◆ YOUR OBJECTIVE ◆
Scan the entries for "luận". Every line that holds it is to be copied.

◆ RECORDS TO USE ◆
<<<<

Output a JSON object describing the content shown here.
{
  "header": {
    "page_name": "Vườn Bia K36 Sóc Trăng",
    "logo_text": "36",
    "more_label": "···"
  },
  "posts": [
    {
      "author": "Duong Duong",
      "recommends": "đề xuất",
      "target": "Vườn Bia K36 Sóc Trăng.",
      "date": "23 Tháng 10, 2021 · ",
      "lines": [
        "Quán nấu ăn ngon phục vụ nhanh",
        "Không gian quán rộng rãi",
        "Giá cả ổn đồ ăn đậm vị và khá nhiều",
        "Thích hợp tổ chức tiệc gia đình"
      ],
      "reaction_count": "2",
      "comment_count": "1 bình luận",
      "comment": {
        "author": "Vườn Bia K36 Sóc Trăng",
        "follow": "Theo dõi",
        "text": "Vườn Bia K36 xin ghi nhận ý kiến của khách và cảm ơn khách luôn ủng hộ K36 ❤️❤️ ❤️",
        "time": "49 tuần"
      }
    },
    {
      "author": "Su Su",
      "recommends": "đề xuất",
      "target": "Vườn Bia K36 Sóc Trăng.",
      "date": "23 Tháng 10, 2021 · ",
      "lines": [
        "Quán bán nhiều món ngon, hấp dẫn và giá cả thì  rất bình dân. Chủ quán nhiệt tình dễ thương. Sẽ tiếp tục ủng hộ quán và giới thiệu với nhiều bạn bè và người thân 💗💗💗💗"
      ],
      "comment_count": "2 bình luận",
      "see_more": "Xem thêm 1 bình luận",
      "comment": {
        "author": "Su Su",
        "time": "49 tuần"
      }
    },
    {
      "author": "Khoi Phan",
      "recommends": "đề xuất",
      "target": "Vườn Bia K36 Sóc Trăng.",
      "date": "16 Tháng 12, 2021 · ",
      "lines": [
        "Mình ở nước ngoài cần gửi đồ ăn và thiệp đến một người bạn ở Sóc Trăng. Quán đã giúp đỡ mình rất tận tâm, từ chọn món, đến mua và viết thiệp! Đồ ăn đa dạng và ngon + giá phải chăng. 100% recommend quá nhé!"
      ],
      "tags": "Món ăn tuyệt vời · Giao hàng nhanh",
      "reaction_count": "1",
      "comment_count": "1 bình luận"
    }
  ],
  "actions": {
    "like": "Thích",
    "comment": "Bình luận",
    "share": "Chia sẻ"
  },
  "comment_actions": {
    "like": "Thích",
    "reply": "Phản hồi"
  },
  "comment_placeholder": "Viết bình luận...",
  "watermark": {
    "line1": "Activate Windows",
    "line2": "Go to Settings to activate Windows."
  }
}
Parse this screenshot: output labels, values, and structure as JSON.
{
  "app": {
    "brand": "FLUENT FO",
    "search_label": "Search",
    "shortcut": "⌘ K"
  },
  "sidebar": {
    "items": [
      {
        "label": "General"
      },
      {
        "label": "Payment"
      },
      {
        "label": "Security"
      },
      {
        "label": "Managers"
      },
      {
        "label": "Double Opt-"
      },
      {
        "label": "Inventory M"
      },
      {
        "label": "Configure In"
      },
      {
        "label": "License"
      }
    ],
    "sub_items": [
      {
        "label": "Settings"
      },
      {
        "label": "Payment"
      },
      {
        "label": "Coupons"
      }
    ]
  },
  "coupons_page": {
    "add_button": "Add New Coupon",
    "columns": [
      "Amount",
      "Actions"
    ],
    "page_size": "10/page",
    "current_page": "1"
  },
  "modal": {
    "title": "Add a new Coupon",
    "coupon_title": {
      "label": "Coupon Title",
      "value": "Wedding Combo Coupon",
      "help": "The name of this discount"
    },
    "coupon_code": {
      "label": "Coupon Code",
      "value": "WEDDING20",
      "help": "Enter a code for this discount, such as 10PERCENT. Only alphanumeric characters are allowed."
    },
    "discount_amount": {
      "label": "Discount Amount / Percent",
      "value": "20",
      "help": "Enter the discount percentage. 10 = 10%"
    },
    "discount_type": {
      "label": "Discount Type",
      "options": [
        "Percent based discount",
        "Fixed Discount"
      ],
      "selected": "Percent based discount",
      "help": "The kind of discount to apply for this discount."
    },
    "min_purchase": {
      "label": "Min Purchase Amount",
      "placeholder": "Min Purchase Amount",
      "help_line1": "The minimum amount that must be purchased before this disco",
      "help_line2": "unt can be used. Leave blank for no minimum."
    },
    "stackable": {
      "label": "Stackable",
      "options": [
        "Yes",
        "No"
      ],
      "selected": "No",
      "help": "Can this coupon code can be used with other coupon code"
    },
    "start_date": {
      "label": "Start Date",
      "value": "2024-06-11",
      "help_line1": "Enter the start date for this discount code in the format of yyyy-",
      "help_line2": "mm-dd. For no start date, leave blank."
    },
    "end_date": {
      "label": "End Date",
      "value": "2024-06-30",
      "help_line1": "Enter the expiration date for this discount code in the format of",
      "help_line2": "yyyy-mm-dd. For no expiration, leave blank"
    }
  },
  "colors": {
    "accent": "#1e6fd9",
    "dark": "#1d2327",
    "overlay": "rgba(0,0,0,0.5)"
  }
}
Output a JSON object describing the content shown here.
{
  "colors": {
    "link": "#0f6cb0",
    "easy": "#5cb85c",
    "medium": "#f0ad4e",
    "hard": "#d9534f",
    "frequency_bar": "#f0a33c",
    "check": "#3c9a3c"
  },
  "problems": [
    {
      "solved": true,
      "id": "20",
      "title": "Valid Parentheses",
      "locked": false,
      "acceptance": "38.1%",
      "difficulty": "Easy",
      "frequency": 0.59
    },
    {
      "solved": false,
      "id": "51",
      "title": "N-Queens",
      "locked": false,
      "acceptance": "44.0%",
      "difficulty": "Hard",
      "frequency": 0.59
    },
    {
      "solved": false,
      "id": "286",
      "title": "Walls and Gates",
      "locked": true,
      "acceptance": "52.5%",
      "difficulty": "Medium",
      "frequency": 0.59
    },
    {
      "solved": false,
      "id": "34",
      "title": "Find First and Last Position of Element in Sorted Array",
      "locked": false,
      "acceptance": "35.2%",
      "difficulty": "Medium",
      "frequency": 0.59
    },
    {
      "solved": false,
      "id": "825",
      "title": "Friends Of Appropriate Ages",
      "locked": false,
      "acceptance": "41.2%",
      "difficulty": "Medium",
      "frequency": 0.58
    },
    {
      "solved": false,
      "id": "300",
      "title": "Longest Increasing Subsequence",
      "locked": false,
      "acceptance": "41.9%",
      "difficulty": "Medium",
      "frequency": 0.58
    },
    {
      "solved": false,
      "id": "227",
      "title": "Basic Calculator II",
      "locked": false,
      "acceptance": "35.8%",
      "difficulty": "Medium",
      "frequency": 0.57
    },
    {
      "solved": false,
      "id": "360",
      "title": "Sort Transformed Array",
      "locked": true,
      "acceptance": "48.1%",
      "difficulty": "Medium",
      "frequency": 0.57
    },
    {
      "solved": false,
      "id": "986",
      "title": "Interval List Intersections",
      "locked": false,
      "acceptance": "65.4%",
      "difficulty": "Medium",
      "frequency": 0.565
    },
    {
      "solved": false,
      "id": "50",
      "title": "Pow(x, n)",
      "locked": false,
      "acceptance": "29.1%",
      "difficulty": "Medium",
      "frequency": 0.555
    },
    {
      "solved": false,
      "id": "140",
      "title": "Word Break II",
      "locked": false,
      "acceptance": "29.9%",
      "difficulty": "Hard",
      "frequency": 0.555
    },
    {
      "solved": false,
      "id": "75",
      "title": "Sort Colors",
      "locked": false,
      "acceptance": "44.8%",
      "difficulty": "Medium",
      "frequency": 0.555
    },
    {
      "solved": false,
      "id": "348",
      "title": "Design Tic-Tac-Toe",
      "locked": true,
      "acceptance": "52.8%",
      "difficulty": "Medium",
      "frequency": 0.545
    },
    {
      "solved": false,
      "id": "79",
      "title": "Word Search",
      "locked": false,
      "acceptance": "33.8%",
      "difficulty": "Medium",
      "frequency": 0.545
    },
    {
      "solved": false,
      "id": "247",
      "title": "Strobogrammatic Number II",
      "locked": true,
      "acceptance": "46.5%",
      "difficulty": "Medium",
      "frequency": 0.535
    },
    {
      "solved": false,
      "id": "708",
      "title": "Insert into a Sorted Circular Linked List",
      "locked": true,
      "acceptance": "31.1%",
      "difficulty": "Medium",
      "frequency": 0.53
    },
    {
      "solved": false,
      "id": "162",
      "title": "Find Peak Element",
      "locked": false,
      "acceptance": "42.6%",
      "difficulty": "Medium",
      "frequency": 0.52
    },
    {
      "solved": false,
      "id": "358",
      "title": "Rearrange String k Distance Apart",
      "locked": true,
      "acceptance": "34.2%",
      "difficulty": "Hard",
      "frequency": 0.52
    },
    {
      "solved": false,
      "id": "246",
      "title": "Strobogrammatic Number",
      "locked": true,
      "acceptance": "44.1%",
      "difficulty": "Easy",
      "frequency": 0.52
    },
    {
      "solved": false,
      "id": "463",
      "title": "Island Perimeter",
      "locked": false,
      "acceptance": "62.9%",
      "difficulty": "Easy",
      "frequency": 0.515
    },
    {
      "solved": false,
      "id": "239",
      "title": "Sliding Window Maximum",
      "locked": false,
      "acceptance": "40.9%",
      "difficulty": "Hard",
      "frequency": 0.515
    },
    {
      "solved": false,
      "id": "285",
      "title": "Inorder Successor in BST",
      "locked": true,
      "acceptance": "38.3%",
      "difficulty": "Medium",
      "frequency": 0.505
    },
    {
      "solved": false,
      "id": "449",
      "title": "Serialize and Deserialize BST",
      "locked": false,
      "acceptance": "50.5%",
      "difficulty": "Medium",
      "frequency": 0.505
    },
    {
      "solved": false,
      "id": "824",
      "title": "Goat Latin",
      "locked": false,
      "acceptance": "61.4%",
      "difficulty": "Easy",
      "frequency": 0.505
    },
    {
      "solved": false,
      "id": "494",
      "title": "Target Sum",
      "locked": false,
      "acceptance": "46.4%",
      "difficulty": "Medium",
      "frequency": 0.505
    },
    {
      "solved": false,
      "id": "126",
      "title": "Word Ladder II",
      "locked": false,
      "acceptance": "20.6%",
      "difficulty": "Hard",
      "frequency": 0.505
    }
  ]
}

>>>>

◆ SOLUTION ◆
      "comment_count": "1 bình luận",
      "comment_count": "2 bình luận",
      "see_more": "Xem thêm 1 bình luận",
      "comment_count": "1 bình luận"
    "comment": "Bình luận",
  "comment_placeholder": "Viết bình luận...",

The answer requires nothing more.